Student Learning Outcomes

By the end of the course, students will be able to:


1. Identify the major themes of the television program. (Measure:  Exam I, Exam II);

2. Critique their own sources of privilege and personal assumptions regarding disadvantaged populations. (Measure:  Autobiography);

3. Recognize how social policies differently affect diverse populations in American society (Measure: Exam II);

4. Define the processes by which policy is made in the public arena (Measure:  Exam I, Character & Power Analysis);

5. Interpret the complex impact that urbanization has had on institutions and individuals (Measure:  Exam I, Character & Power Analysis)

6. Discuss the economic and political theories, constraints, and opportunities in the development of social welfare problems and policies; (Exam I, Exam II)

7. Apply their understanding of urban issues to the development and critical analysis of programs and policies appropriate to addressing contemporary social and economic problems. (Character & Power Analysis)


Evaluation MethodWeighting/Points for EachDetails
Written Assignment10%Character and Power Analysis
Written Assignment10%Autobiography Assignment
Exam15%Exam one
Written Assignment25%Policy Solution Assignment
Exam20%Exam Two
Participation20%Class participation
TopicTime Devoted to Each TopicActivity
Crime, gangs, drug culture, urban areas and neighborhoods.weeks 1 to 4 The Wire: Season 1
Urban economies, unions, economic bifurcation, gentrification, employment and jobsweeks 5 to 8 The Wire: Season 2
Political & social institutions, policy making, intended and unintended consequences of social policy, elections, Black Mayors.Weeks 9 to 12 The Wire: Season 3
Education policy, teaching and learning, impacts of family and community on student success, policy making.Weeks 13 to 15 The Wire: Season 4
Final examExam WeekFinal exam
ghodge 08/27/2015- Comments from ABGS reviewers need to be addressed:
FIXED-syllabus- max points is 1000 not 100
ADDRESSED-consultation- consider political science, sociology, and communications
FIXED-enrollment component- indicate that there are no scheduled lecturer/seminars
FIXED-instructional resource statement- there are no lectures when the course is offered to on campus students; materials are available through flexible access

ABGS reviewer comment: "While material such as 'The Wire' can serve as excellent supplemental sources, I wonder if the time devoted to it, contrasted to an examination of the discipline's published scholarly literature is the appropriate ratio?"

FROM THE INSTRUCTOR: I am writing an entire book on how to teach using The Wire -- that is the actual title of the book that is being published by McFarland books.
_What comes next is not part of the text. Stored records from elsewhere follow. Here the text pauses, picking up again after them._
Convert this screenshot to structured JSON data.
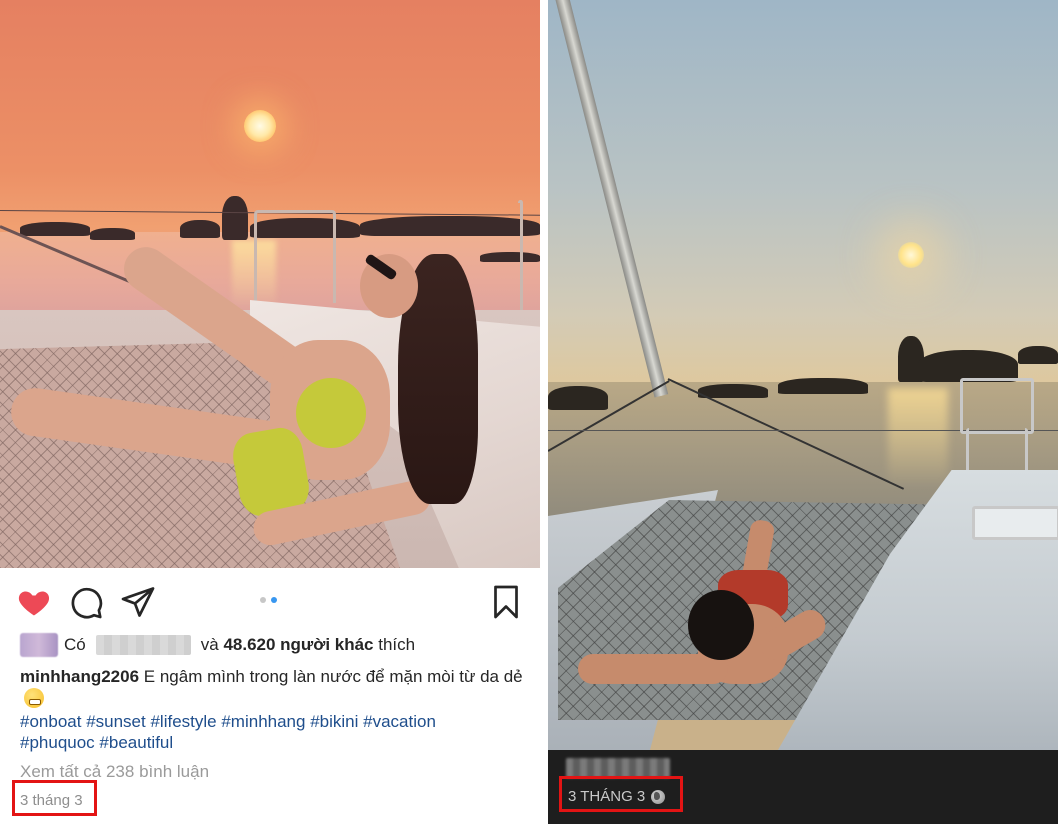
{
  "left_post": {
    "likes": {
      "prefix": "Có",
      "middle": "và",
      "count_text": "48.620 người khác",
      "suffix": "thích"
    },
    "caption": {
      "username": "minhhang2206",
      "text": "E ngâm mình trong làn nước để mặn mòi từ da dẻ"
    },
    "hashtags": [
      "#onboat",
      "#sunset",
      "#lifestyle",
      "#minhhang",
      "#bikini",
      "#vacation",
      "#phuquoc",
      "#beautiful"
    ],
    "view_comments": "Xem tất cả 238 bình luận",
    "date": "3 tháng 3",
    "carousel": {
      "count": 2,
      "active_index": 1
    },
    "colors": {
      "heart": "#ed4956",
      "highlight_box": "#e31414",
      "hashtag": "#1f4e8c"
    },
    "icons": [
      "heart-icon",
      "comment-icon",
      "share-icon",
      "bookmark-icon"
    ]
  },
  "right_post": {
    "date": "3 THÁNG 3",
    "privacy_icon": "globe-icon",
    "colors": {
      "background": "#1e1e1e",
      "highlight_box": "#e31414"
    }
  }
}
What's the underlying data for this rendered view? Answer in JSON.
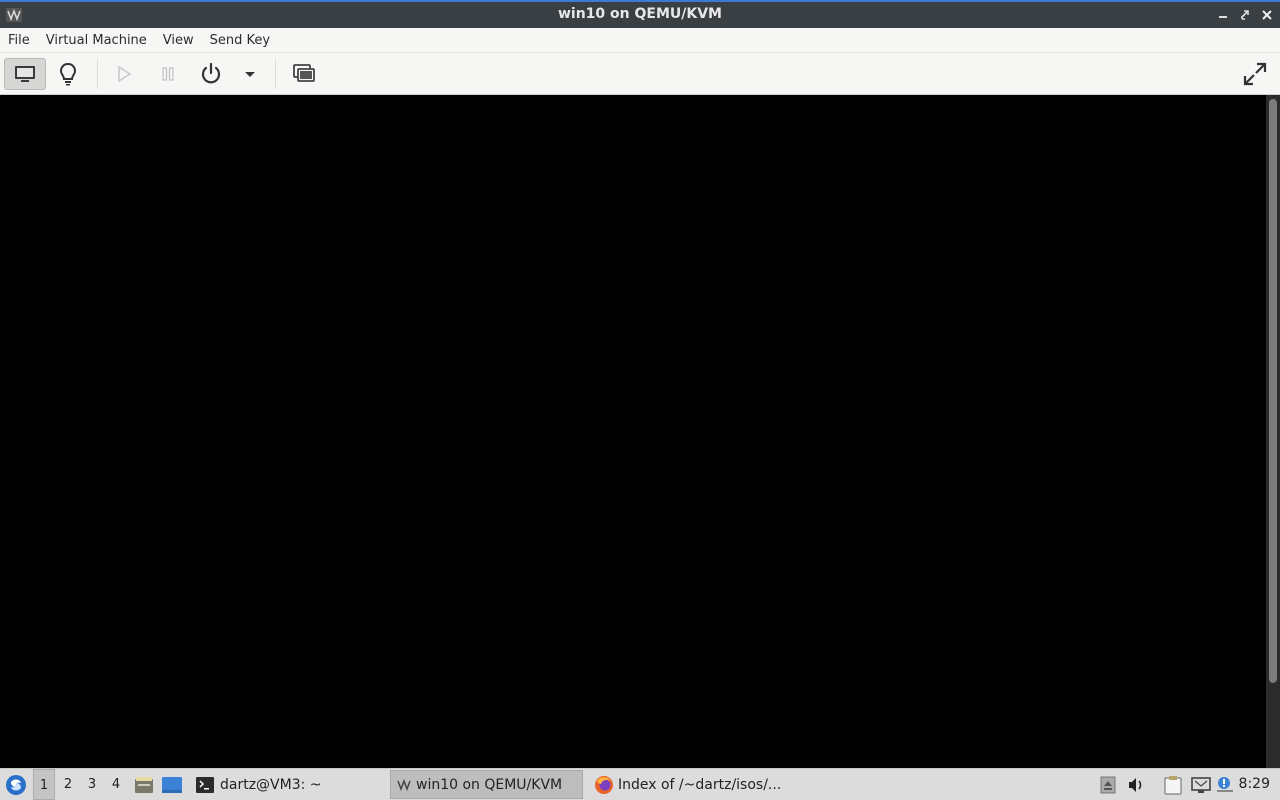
{
  "window": {
    "title": "win10 on QEMU/KVM"
  },
  "menu": [
    "File",
    "Virtual Machine",
    "View",
    "Send Key"
  ],
  "toolbar": {
    "buttons": [
      {
        "name": "console",
        "icon": "monitor-icon",
        "active": true
      },
      {
        "name": "details",
        "icon": "lightbulb-icon",
        "active": false
      },
      {
        "name": "run",
        "icon": "play-icon",
        "active": false,
        "disabled": true
      },
      {
        "name": "pause",
        "icon": "pause-icon",
        "active": false,
        "disabled": true
      },
      {
        "name": "shutdown",
        "icon": "power-icon",
        "active": false
      },
      {
        "name": "shutdown-menu",
        "icon": "chevron-down-icon",
        "active": false
      },
      {
        "name": "snapshots",
        "icon": "snapshots-icon",
        "active": false
      },
      {
        "name": "fullscreen",
        "icon": "fullscreen-icon",
        "active": false
      }
    ]
  },
  "taskbar": {
    "workspaces": [
      "1",
      "2",
      "3",
      "4"
    ],
    "active_workspace": "1",
    "tasks": [
      {
        "label": "dartz@VM3: ~",
        "icon": "terminal-icon",
        "active": false
      },
      {
        "label": "win10 on QEMU/KVM",
        "icon": "virt-manager-icon",
        "active": true
      },
      {
        "label": "Index of /~dartz/isos/...",
        "icon": "firefox-icon",
        "active": false
      }
    ],
    "clock": "8:29"
  },
  "colors": {
    "titlebar": "#3a3f44",
    "accent": "#3c7bd4",
    "display": "#000000",
    "taskbar": "#dcdcdc"
  }
}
The content of The Wire illuminates the very issues that scholarly literature seeks to explain. The Wire as a text, provides examples that cannot be provided otherwise. Just as service learning takes up significant time in a course, viewing The Wire takes time. The series is not a sitcom or episodic television program. It is a sequence of stories that are intertwined and taken discretely would diminish the effectiveness of the example. It is a substantial amount of television watching but it is relevant and elucidates issues that cannot be otherwise (ethically) demonstrated.
ghodge (Fri, 24 Apr 2015 20:46:27 GMT): points for policy solution assignment in syllabus do not match course action form make course length 15 weeks
ghodge (Wed, 06 May 2015 18:05:54 GMT): Syllabus does not match course action form for points for each assignment. Syllabus grading scale should go to 1000 not 100.
mlnosbis (Tue, 12 May 2015 18:07:30 GMT): Suggested revisions made by department.
wemory (Fri, 28 Aug 2015 14:18:59 GMT): Rollback: Rollback - revisions suggested by ABGS. MSW DGP is new - rolling back to CHASS CC chair to help Dept DGP -- ae
Key: 7183